“Knowledge is the key to social mobility,” Michael Gove said earlier this year. True enough. For me it started with bedtime stories as a small boy – my dad or mum taking the time every night to read a few pages, or a chapter if I was good. Then came setting aside money for school trips, those days outside a classroom that would capture the imagination. Neither of my parents went to university, and there were parts of school they hated.
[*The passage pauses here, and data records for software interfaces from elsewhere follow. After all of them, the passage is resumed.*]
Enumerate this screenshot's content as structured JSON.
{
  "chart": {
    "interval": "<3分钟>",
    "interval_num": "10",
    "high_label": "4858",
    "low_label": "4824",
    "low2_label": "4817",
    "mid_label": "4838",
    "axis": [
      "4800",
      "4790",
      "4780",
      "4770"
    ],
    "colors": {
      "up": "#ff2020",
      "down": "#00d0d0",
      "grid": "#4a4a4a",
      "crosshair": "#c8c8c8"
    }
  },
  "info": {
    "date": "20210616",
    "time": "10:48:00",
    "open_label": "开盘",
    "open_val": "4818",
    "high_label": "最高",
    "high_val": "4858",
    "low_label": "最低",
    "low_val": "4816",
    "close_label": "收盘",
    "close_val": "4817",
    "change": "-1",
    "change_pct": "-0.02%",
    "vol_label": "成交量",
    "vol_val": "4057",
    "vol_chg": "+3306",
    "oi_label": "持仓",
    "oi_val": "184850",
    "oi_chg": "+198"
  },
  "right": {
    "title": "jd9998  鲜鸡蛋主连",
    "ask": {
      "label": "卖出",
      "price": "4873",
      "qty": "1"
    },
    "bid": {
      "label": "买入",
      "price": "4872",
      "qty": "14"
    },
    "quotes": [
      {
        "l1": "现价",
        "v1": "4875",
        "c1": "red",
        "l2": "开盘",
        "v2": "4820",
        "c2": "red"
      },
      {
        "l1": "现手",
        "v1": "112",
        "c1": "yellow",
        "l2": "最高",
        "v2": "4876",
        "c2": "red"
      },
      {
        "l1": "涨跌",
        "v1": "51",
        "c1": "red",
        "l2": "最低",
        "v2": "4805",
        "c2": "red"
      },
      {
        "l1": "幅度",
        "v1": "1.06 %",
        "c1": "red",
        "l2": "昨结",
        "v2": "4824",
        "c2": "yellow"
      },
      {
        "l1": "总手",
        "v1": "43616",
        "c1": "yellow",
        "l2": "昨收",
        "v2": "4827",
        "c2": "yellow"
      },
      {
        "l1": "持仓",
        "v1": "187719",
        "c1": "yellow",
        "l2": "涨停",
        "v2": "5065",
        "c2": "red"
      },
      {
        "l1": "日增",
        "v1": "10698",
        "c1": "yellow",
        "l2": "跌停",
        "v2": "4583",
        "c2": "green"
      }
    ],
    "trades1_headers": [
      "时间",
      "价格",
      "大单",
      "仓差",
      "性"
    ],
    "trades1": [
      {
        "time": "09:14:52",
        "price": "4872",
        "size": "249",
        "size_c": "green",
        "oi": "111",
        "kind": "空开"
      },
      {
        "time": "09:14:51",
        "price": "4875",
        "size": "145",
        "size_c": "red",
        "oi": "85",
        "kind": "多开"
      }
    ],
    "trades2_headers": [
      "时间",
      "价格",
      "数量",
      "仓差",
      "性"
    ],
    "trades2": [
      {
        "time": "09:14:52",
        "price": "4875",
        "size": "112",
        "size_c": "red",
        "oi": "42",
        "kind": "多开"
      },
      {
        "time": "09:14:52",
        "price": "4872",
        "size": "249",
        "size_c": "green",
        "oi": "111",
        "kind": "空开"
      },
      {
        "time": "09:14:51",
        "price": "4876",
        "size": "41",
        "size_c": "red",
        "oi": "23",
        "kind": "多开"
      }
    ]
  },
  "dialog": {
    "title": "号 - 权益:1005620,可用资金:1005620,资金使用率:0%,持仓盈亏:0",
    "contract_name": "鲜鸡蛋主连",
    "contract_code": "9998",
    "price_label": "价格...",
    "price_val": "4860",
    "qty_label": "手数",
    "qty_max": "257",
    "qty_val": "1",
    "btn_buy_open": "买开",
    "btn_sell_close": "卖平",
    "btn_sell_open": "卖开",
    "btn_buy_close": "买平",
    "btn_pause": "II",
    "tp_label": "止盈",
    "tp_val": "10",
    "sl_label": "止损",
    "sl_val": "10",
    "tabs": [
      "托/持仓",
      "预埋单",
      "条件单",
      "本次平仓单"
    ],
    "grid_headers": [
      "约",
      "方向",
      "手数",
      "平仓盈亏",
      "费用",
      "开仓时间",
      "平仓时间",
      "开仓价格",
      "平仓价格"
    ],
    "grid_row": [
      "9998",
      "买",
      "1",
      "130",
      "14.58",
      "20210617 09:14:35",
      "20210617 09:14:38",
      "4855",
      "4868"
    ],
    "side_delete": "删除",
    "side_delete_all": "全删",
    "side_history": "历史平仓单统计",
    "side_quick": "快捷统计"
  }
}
But their commitment to our learning – by rote and by entertainment – coursed through our childhoods.
What, then, to make of the new curriculum for children between the ages of five and 14? Well, the brouhaha over poetry, Shakespeare and Churchill – the cultural whim of ministers – seems an unwelcome distraction from the more fundamental question of how we equip today’s children for the world in 2030. For too long our curriculum has ignored the need for brilliance in computing and mathematics and promoted European languages while disregarding (say) Mandarin and Arabic.
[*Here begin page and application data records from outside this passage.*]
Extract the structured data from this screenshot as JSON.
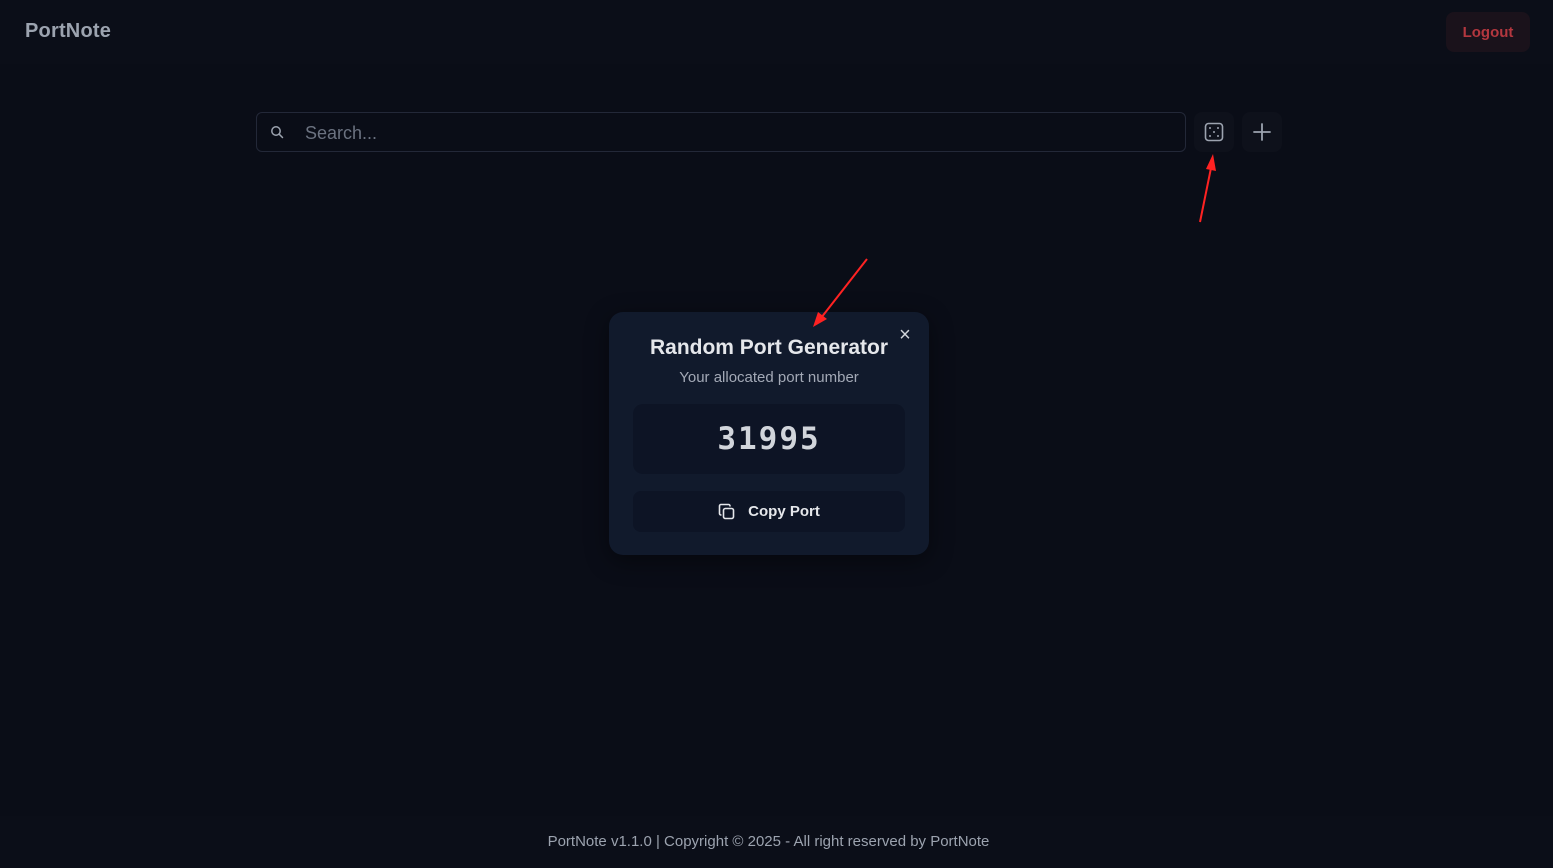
{
  "app": {
    "brand": "PortNote",
    "logout_label": "Logout"
  },
  "search": {
    "placeholder": "Search...",
    "value": "",
    "search_icon": "search-icon"
  },
  "toolbar": {
    "dice_icon": "dice-icon",
    "add_icon": "plus-icon"
  },
  "modal": {
    "title": "Random Port Generator",
    "subtitle": "Your allocated port number",
    "port": "31995",
    "copy_label": "Copy Port",
    "close_glyph": "×"
  },
  "footer": {
    "text": "PortNote v1.1.0 | Copyright © 2025 - All right reserved by PortNote"
  },
  "colors": {
    "background": "#0a0d17",
    "modal": "#111a2c",
    "logout_text": "#b4373f",
    "annotation": "#ff2222"
  }
}
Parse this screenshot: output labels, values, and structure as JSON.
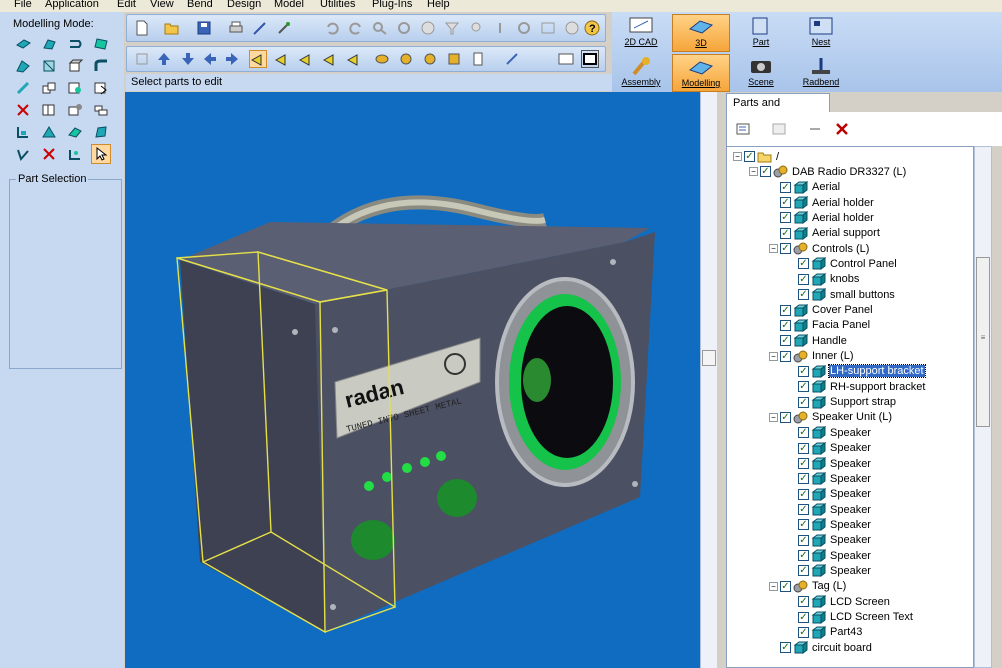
{
  "menu": [
    "File",
    "Application",
    "Edit",
    "View",
    "Bend",
    "Design",
    "Model",
    "Utilities",
    "Plug-Ins",
    "Help"
  ],
  "mode_panel": {
    "title": "Modelling Mode:",
    "part_selection_label": "Part Selection"
  },
  "status_text": "Select parts to edit",
  "mode_buttons": {
    "cad2d": "2D CAD",
    "d3": "3D",
    "part": "Part",
    "nest": "Nest",
    "assembly": "Assembly",
    "modelling": "Modelling",
    "scene": "Scene",
    "radbend": "Radbend"
  },
  "parts_tab": "Parts and Assemblies",
  "radio_label": {
    "brand": "radan",
    "tagline": "TUNED INTO SHEET METAL"
  },
  "tree": [
    {
      "label": "/",
      "level": 0,
      "type": "folder",
      "expand": "-"
    },
    {
      "label": "DAB Radio DR3327 (L)",
      "level": 1,
      "type": "assembly",
      "expand": "-"
    },
    {
      "label": "Aerial",
      "level": 2,
      "type": "part"
    },
    {
      "label": "Aerial holder",
      "level": 2,
      "type": "part"
    },
    {
      "label": "Aerial holder",
      "level": 2,
      "type": "part"
    },
    {
      "label": "Aerial support",
      "level": 2,
      "type": "part"
    },
    {
      "label": "Controls (L)",
      "level": 2,
      "type": "assembly",
      "expand": "-"
    },
    {
      "label": "Control Panel",
      "level": 3,
      "type": "part"
    },
    {
      "label": "knobs",
      "level": 3,
      "type": "part"
    },
    {
      "label": "small buttons",
      "level": 3,
      "type": "part"
    },
    {
      "label": "Cover Panel",
      "level": 2,
      "type": "part"
    },
    {
      "label": "Facia Panel",
      "level": 2,
      "type": "part"
    },
    {
      "label": "Handle",
      "level": 2,
      "type": "part"
    },
    {
      "label": "Inner (L)",
      "level": 2,
      "type": "assembly",
      "expand": "-"
    },
    {
      "label": "LH-support bracket",
      "level": 3,
      "type": "part",
      "selected": true
    },
    {
      "label": "RH-support bracket",
      "level": 3,
      "type": "part"
    },
    {
      "label": "Support strap",
      "level": 3,
      "type": "part"
    },
    {
      "label": "Speaker Unit (L)",
      "level": 2,
      "type": "assembly",
      "expand": "-"
    },
    {
      "label": "Speaker",
      "level": 3,
      "type": "part"
    },
    {
      "label": "Speaker",
      "level": 3,
      "type": "part"
    },
    {
      "label": "Speaker",
      "level": 3,
      "type": "part"
    },
    {
      "label": "Speaker",
      "level": 3,
      "type": "part"
    },
    {
      "label": "Speaker",
      "level": 3,
      "type": "part"
    },
    {
      "label": "Speaker",
      "level": 3,
      "type": "part"
    },
    {
      "label": "Speaker",
      "level": 3,
      "type": "part"
    },
    {
      "label": "Speaker",
      "level": 3,
      "type": "part"
    },
    {
      "label": "Speaker",
      "level": 3,
      "type": "part"
    },
    {
      "label": "Speaker",
      "level": 3,
      "type": "part"
    },
    {
      "label": "Tag (L)",
      "level": 2,
      "type": "assembly",
      "expand": "-"
    },
    {
      "label": "LCD Screen",
      "level": 3,
      "type": "part"
    },
    {
      "label": "LCD Screen Text",
      "level": 3,
      "type": "part"
    },
    {
      "label": "Part43",
      "level": 3,
      "type": "part"
    },
    {
      "label": "circuit board",
      "level": 2,
      "type": "part"
    }
  ],
  "colors": {
    "viewport_bg": "#0f6cc0",
    "panel_bg": "#c7d9f1",
    "active_mode": "#f6a53a",
    "selection": "#3169c6"
  }
}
In fairness to Gove, he tries to tackle some of this: more complex maths will be taught from age five and basic coding between five and 11. (Although insisting on the 12-times table is an anachronism, as i readers point out in today’s Letters.) There will be more science, although if your science lessons were like mine they were glorified crowd control, with people setting fire to pencil cases and building circuits to blow 50 bulbs at the flick of a switch.
Gove’s problem is practical – not just where are all the extra computers and IT teachers going to come from, but how to introduce such far-ranging reforms so quickly, when he’s lost the support of the profession he has been appointed to lead.Reuse content